EXERCISE REQUIREMENTS
Leave out the images and repeat every entry below exactly.

Data records for software interfaces
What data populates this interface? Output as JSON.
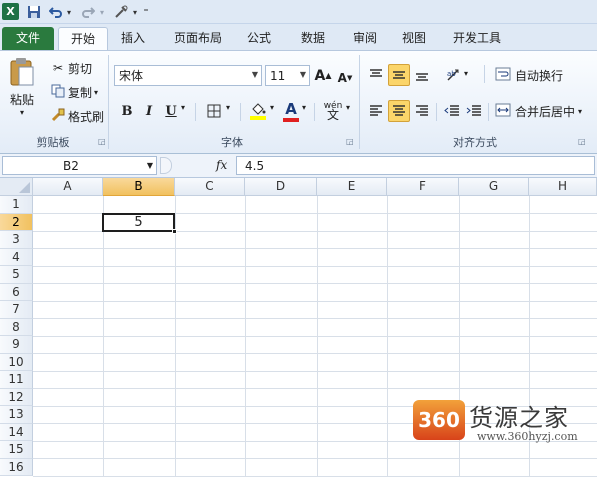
{
  "app": {
    "logo": "X"
  },
  "quick_access": {
    "save_icon": "save-icon",
    "undo_icon": "undo-icon",
    "redo_icon": "redo-icon",
    "tool_icon": "tool-icon",
    "customize_icon": "customize-icon"
  },
  "tabs": [
    {
      "label": "文件"
    },
    {
      "label": "开始"
    },
    {
      "label": "插入"
    },
    {
      "label": "页面布局"
    },
    {
      "label": "公式"
    },
    {
      "label": "数据"
    },
    {
      "label": "审阅"
    },
    {
      "label": "视图"
    },
    {
      "label": "开发工具"
    }
  ],
  "clipboard": {
    "paste_label": "粘贴",
    "cut_label": "剪切",
    "copy_label": "复制",
    "format_painter_label": "格式刷",
    "group_label": "剪贴板"
  },
  "font": {
    "font_name": "宋体",
    "font_size": "11",
    "bold": "B",
    "italic": "I",
    "underline": "U",
    "font_color_glyph": "A",
    "wen_glyph": "wén",
    "group_label": "字体"
  },
  "alignment": {
    "wrap_text_label": "自动换行",
    "merge_center_label": "合并后居中",
    "group_label": "对齐方式"
  },
  "formula_bar": {
    "name_box": "B2",
    "fx": "fx",
    "value": "4.5"
  },
  "grid": {
    "columns": [
      "A",
      "B",
      "C",
      "D",
      "E",
      "F",
      "G",
      "H"
    ],
    "rows": [
      "1",
      "2",
      "3",
      "4",
      "5",
      "6",
      "7",
      "8",
      "9",
      "10",
      "11",
      "12",
      "13",
      "14",
      "15",
      "16"
    ],
    "active_cell_display": "5",
    "active_column": "B",
    "active_row": "2"
  },
  "watermark": {
    "logo_text": "360",
    "brand": "货源之家",
    "url": "www.360hyzj.com"
  },
  "colors": {
    "file_tab": "#2a7a3e",
    "selection": "#fbd56a",
    "header_active": "#f1c15f"
  }
}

YOUR SOLUTION
What data populates this interface? Output as JSON.
{
  "app": {
    "logo": "X"
  },
  "quick_access": {
    "save_icon": "save-icon",
    "undo_icon": "undo-icon",
    "redo_icon": "redo-icon",
    "tool_icon": "tool-icon",
    "customize_icon": "customize-icon"
  },
  "tabs": [
    {
      "label": "文件"
    },
    {
      "label": "开始"
    },
    {
      "label": "插入"
    },
    {
      "label": "页面布局"
    },
    {
      "label": "公式"
    },
    {
      "label": "数据"
    },
    {
      "label": "审阅"
    },
    {
      "label": "视图"
    },
    {
      "label": "开发工具"
    }
  ],
  "clipboard": {
    "paste_label": "粘贴",
    "cut_label": "剪切",
    "copy_label": "复制",
    "format_painter_label": "格式刷",
    "group_label": "剪贴板"
  },
  "font": {
    "font_name": "宋体",
    "font_size": "11",
    "bold": "B",
    "italic": "I",
    "underline": "U",
    "font_color_glyph": "A",
    "wen_glyph": "wén",
    "group_label": "字体"
  },
  "alignment": {
    "wrap_text_label": "自动换行",
    "merge_center_label": "合并后居中",
    "group_label": "对齐方式"
  },
  "formula_bar": {
    "name_box": "B2",
    "fx": "fx",
    "value": "4.5"
  },
  "grid": {
    "columns": [
      "A",
      "B",
      "C",
      "D",
      "E",
      "F",
      "G",
      "H"
    ],
    "rows": [
      "1",
      "2",
      "3",
      "4",
      "5",
      "6",
      "7",
      "8",
      "9",
      "10",
      "11",
      "12",
      "13",
      "14",
      "15",
      "16"
    ],
    "active_cell_display": "5",
    "active_column": "B",
    "active_row": "2"
  },
  "watermark": {
    "logo_text": "360",
    "brand": "货源之家",
    "url": "www.360hyzj.com"
  },
  "colors": {
    "file_tab": "#2a7a3e",
    "selection": "#fbd56a",
    "header_active": "#f1c15f"
  }
}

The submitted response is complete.